A Symfony foundation
Since the release of Drupal 8 at the end of 2015, the CMS has been based on Symfony components that provide the technology foundations for its operation. But why incorporate Symfony elements in Drupal?
It is not through laziness or a desire to follow trends, but to provide a solid basis for the system as a whole. The Symfony components used will form the foundation that the CMS is built on. Whatever project you want to create using Drupal, this foundation will remain identical. The idea is to reuse what has already been produced, tested and maintained, so you don’t have to reinvent the wheel and can rely on tried-and-tested building blocks.
These two tools, which were both designed using PHP technology, are fairly complementary: the Symfony framework serves as the technology foundation, while the aim of Drupal is to provide a content creation and management experience.
Note that this paradigm shift has also affected the frequency of subsequent major version releases. To take a recent example, in early November 2021 support for Drupal 8 came to an end, for the simple reason that the built-in components, based on Symfony 3, were also arriving at their end-of-support date. The same will happen with Drupal 9 and Symfony 4, and so on. Drupal and Symfony version upgrades will now be linked.
This evolution of the Drupal CMS has also opened the door to all Symfony developers and thereby increased the number of potential developers for a Drupal project. While not all Symfony components are built into Drupal, the approach to this CMS will not be too confusing for anyone who is familiar with the Symfony framework.
A plethora of themes and modules
Upon installation, Drupal is fairly sparing with features. What may at first seem like a limitation is actually intentional: Drupal is based on a modular approach where you only activate the features you need for your project. This approach avoids overloading your administration interfaces with unnecessary pages or buttons, and can of course help optimize the performance of your project by using only what is needed.
These functional building blocks are referred to as ‘modules’ in the Drupal ecosystem. The basic modules (available upon installation) can, for example, be used to add comments at the bottom of articles or a basic contact form, but they also offer more advanced settings, such as page rendering with the BigPipe technology or webservice management modules.
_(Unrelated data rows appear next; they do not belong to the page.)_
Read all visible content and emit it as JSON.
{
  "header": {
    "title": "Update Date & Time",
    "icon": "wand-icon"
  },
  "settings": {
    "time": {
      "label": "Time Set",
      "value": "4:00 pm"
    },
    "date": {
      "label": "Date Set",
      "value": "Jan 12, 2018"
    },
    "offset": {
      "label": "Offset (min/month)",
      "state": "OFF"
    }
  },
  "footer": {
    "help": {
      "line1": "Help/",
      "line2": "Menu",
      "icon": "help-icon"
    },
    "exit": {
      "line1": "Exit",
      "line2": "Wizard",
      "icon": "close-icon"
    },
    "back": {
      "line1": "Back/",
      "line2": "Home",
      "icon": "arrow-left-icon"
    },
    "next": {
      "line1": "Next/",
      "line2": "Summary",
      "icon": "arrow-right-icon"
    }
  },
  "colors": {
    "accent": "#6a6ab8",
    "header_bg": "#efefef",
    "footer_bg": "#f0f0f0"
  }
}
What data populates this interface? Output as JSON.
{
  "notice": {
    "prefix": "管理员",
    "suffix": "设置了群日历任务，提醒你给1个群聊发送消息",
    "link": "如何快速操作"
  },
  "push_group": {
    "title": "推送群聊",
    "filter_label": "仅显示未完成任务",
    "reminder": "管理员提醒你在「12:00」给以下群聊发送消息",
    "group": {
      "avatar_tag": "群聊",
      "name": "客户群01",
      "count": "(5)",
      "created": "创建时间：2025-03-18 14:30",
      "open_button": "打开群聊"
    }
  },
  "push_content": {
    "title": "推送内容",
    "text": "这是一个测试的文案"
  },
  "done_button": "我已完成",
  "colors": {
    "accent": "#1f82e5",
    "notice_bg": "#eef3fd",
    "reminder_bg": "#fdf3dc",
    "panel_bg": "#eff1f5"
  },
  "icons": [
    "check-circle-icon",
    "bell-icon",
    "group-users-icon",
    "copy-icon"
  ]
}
The range of possibilities can be widened using modules from the Drupal community. The key factor in Drupal’s success has been that it offers developers centralized management of these modules on the website Drupal.org. If we only take into account the latest major version, Drupal 9, there are no less than 7200 modules available to expand the tool’s features.
When reading through client specifications, a project manager I know had a catchphrase: “there’s a module for that” (in reference to Apple’s famous slogan for its app store). And he is not wrong: this huge shared code base often enables us to cover 80% of the needs of a project!
This is the major strength of OpenSource platforms and their communities. Without the contribution of these modules, Drupal would not be as widespread as it is today and I would not be writing this article.